SEVENTH SON by Orson Scott Card
Released: July 31, 1987

"Card has uncovered a rich vein of folklore and magic here, to which his assured handling of old-time religion and manifest love of children is admirably suited: an appealing and intriguing effort, and his best so far."
First of a series from Card (Ender's Game; Speaker For the Dead), set in an alternate-world frontier America (early 19th century) west of the Appalachee Mountains, where folk magic works, a stern Lord Protector still rules in Britain, and Red men live peaceably (most of the time) alongside their colonist neighbors. Read full book review >
SPEAKER FOR THE DEAD by Orson Scott Card
Released: March 3, 1986

"Card's YA appeal is undeniable, but thoughtful readers will be frustrated by his inability to explore the wider implications of his own ideas."
A superficial, intermittently absorbing alien-contact puzzler—and long-range sequel to Card's child-soldier yam Ender's Game (1984). Read full book review >
ENDER'S GAME by Orson Scott Card
Released: Jan. 1, 1984

"Still, the long passages focusing on Ender are nearly always enthralling—the details are handled with flair and assurance—and this is altogether a much more solid, mature, and persuasive effort than Card's previous full-length appearances."
A rather one-dimensional but mostly satisfying child-soldier yarn which substantially extends and embellishes one of Card's better short stories (Unaccompanied Sonata and Other Stories, 1980). Read full book review >
SONGMASTER by Orson Scott Card
Released: July 7, 1980

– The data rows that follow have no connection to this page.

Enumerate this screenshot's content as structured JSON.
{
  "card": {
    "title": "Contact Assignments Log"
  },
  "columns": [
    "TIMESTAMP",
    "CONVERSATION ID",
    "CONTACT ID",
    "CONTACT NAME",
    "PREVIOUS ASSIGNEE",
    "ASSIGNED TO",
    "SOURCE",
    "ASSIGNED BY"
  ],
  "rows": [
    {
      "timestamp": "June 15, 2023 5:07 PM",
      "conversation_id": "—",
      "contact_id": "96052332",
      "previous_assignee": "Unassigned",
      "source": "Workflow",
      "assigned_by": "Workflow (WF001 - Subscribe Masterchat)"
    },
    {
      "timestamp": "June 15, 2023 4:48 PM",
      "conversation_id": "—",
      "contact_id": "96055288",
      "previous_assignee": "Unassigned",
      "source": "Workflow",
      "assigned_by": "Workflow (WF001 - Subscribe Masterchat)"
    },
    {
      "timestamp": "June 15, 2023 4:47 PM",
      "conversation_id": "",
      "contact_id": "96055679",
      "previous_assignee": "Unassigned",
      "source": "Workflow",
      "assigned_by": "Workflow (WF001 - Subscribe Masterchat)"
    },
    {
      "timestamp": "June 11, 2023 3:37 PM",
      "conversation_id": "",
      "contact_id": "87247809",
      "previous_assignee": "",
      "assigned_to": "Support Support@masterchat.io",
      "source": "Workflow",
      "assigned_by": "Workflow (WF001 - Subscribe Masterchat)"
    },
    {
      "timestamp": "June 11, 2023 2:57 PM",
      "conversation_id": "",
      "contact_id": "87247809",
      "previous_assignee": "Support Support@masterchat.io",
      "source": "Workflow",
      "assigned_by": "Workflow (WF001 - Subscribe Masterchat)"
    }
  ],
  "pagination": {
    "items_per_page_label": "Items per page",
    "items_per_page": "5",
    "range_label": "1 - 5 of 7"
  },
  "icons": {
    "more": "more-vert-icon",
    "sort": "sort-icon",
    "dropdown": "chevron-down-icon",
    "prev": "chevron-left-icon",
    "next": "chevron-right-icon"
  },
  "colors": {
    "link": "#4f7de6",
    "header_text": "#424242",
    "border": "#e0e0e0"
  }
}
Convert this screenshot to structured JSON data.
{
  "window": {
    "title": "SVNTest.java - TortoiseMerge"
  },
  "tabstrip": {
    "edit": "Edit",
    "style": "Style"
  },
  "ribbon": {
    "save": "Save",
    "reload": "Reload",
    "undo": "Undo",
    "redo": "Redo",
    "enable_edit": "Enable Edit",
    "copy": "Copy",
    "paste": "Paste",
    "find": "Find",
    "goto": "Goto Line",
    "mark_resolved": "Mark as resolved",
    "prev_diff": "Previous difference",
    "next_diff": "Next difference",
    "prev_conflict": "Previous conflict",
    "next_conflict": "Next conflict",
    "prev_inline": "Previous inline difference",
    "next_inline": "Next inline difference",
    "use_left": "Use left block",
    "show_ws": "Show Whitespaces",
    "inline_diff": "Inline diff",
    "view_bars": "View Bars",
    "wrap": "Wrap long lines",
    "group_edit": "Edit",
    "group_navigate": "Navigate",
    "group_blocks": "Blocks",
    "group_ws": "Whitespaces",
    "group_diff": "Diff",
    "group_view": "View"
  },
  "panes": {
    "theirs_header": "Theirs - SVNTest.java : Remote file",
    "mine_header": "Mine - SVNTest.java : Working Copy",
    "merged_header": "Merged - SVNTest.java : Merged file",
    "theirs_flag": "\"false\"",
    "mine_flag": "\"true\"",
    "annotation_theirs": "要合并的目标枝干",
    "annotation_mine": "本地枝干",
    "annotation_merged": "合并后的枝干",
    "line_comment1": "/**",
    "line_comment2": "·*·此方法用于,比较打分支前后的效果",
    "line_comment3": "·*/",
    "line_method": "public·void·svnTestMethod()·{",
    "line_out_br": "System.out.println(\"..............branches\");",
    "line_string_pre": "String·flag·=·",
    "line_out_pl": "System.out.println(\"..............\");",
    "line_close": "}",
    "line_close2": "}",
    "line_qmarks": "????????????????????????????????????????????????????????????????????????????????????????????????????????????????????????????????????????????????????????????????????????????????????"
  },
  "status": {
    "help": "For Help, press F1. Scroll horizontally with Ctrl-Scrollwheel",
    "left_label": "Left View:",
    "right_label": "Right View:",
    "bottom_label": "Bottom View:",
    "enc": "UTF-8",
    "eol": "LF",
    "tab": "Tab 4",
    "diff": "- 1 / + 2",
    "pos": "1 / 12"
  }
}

"Something like a promising first draft of a nice though syrupy idea."
Mikal the Terrible, pacifier of the galaxy, has learned of the extraordinary singing children ("Songbirds") who are trained in the Songhouse on the planet of Tew and then sent to a few deserving hosts for six-year sojourns before returning to the austere Songhouse as instructors. Read full book review >
Released: Feb. 1, 1980

"Again, as in the novels, the impression is one of promising ideas and good intentions undermined by lack of discipline and puerile tendencies—but sf readers inclined toward the cheerfully un-rigorous will find this a reasonably diverting grabbag."
An amiable but mostly toothless first story collection—ten magazine contributions from the past three years plus one original—from the whimsical, rather mushy and juvenile author of A Planet Called Treason and Songmaster. Read full book review >
Released: July 6, 1979

"A few sunny lines, but basically a mess."
A half-baked parody of fantasy/sci-fi formulas. Read full book review >